The excavations were carried out alongside other advance work for the tram scheme, which is being undertaken by Taylor Woodrow Alstom JV, and were in the planning stages as early as 2008.

Narthan Moodley, Taylor Woodrow section manager, said: "Although the written scheme of investigation identified the area as medium risk, it soon became apparent that the investigation work would exceed the allowable programme and budgeted costs.

"It is a true testament to all parties concerned that they could reassess the scheme and make the necessary adjustments to undertake an intense investigation so that the archaeology was identified and recorded appropriately, allowing construction activities to commence with a minimum impact.

"I have had the pleasure of working with Ursilla Spence, archaeology leader at Notts County Council, and Dr David Strange-Walker, of Trent and Peak, to develop a robust strategy to overcome a challenging investigation.

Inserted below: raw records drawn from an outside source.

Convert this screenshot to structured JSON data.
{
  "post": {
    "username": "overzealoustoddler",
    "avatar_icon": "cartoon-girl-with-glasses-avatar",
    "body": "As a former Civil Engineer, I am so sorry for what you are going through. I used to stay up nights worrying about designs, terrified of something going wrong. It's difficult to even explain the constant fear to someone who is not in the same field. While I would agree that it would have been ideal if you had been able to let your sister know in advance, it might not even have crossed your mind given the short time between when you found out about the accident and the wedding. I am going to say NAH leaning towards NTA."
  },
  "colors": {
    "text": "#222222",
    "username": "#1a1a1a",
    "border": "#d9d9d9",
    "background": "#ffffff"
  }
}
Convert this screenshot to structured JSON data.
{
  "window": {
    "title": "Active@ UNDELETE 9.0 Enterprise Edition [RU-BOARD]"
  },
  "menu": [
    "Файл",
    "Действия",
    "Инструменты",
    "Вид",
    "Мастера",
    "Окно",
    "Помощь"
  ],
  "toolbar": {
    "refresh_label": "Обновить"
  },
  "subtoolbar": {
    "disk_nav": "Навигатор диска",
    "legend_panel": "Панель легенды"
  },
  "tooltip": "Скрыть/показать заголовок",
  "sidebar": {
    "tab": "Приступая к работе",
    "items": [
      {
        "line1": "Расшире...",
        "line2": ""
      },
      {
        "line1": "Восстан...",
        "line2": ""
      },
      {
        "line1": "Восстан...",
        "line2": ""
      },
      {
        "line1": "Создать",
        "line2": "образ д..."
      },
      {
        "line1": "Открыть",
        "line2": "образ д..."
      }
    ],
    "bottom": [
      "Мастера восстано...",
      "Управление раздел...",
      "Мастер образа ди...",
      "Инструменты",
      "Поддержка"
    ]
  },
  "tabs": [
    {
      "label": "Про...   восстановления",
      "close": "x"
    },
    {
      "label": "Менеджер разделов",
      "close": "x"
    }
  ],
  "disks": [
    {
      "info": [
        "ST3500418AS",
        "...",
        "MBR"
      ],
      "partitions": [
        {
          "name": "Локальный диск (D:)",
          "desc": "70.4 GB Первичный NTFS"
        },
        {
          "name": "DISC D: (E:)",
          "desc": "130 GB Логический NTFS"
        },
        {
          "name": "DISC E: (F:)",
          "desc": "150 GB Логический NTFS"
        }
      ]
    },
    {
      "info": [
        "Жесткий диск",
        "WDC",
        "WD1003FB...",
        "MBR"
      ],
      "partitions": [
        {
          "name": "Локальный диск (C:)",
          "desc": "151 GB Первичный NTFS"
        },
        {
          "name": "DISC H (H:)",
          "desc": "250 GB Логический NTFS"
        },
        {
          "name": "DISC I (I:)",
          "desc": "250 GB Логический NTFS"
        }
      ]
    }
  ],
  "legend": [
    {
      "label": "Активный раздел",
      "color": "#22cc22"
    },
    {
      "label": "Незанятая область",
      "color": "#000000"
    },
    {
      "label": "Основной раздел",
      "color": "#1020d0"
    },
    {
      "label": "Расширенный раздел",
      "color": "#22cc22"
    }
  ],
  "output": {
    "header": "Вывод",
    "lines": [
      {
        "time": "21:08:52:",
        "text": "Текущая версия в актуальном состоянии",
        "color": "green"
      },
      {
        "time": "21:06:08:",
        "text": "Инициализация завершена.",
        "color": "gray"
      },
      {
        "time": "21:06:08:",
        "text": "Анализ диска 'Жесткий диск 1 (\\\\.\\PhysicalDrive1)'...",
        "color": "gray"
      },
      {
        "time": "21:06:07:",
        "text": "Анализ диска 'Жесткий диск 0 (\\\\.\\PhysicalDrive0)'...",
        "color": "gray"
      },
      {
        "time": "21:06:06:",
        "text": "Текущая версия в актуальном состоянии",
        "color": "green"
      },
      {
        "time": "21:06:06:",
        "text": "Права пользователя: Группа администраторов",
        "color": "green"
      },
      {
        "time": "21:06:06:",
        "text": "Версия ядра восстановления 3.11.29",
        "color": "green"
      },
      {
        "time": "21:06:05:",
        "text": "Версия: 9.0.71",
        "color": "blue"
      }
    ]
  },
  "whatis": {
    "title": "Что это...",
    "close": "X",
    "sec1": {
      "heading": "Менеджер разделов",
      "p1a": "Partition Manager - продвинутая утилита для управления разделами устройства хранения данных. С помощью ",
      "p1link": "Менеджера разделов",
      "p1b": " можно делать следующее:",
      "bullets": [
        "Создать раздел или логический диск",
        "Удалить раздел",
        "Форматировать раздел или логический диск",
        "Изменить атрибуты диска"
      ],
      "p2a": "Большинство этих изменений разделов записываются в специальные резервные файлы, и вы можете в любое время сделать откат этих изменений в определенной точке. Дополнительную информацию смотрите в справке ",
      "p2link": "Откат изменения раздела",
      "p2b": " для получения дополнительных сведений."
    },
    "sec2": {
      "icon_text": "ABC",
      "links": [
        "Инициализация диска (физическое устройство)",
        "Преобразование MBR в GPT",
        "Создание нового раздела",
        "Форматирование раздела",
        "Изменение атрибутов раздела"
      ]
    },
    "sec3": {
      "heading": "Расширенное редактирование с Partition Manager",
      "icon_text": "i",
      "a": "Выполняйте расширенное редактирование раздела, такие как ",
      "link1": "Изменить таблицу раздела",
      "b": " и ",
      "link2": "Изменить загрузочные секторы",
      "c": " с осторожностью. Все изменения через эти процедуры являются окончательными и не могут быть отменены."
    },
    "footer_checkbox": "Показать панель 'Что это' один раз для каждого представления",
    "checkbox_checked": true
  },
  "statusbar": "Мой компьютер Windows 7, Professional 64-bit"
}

"It is with all parties' commitment that we have managed to facilitate the additional investigation works to ensure that the scheme was carried out efficiently to facilitate the construction activities at the park-and-ride site."

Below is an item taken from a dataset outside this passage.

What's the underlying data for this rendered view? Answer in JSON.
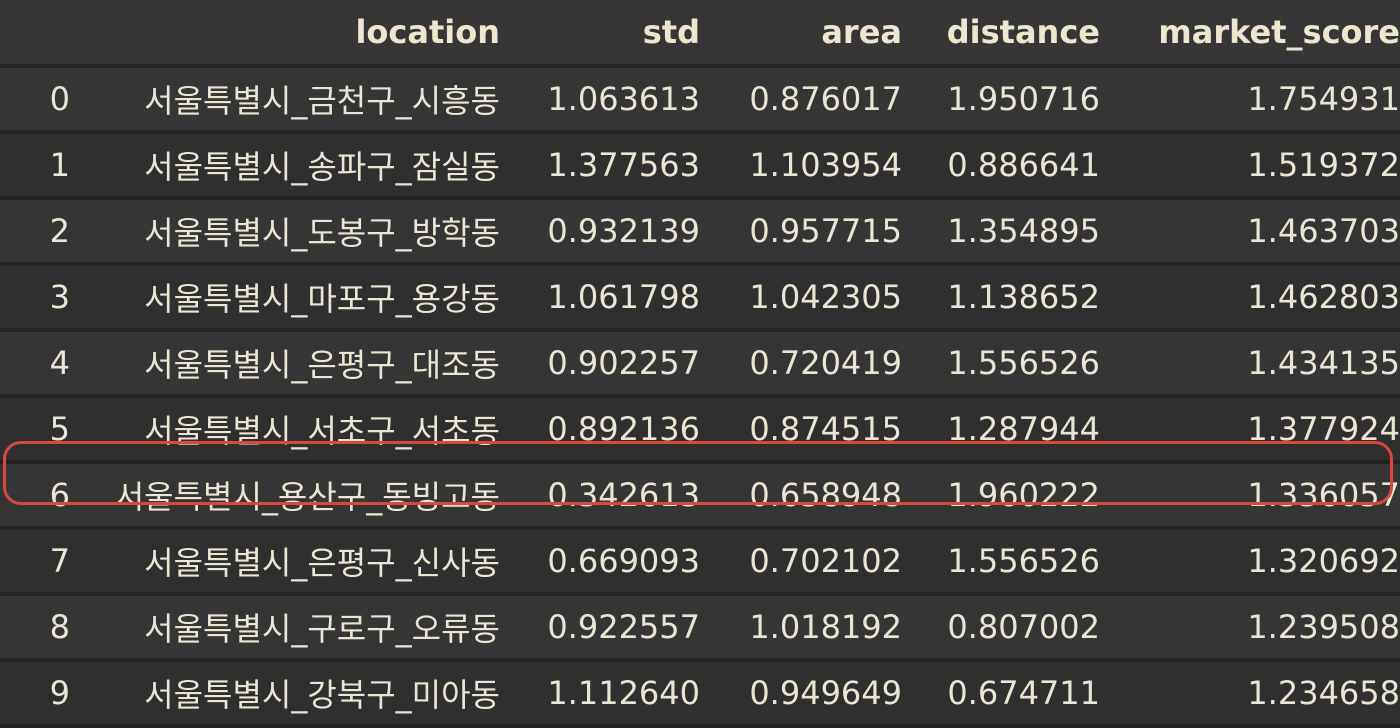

Trent and Peak Archaeology, in Holly Lane, Beeston, is part of the York Archaeological Trust, which manages the Viking Centre in York.

Dr Strange-Walker, NET-2 project manager with Trent and Peak Archaeology, said: "We are grateful to Taylor Woodrow Alstom JV for affording us excellent resources to complete these excavations on time and with such good results. We are undertaking a number of archaeological excavations as part of the tram works and these are creating a huge amount of new information about the early development of Nottingham which can be passed on to future generations."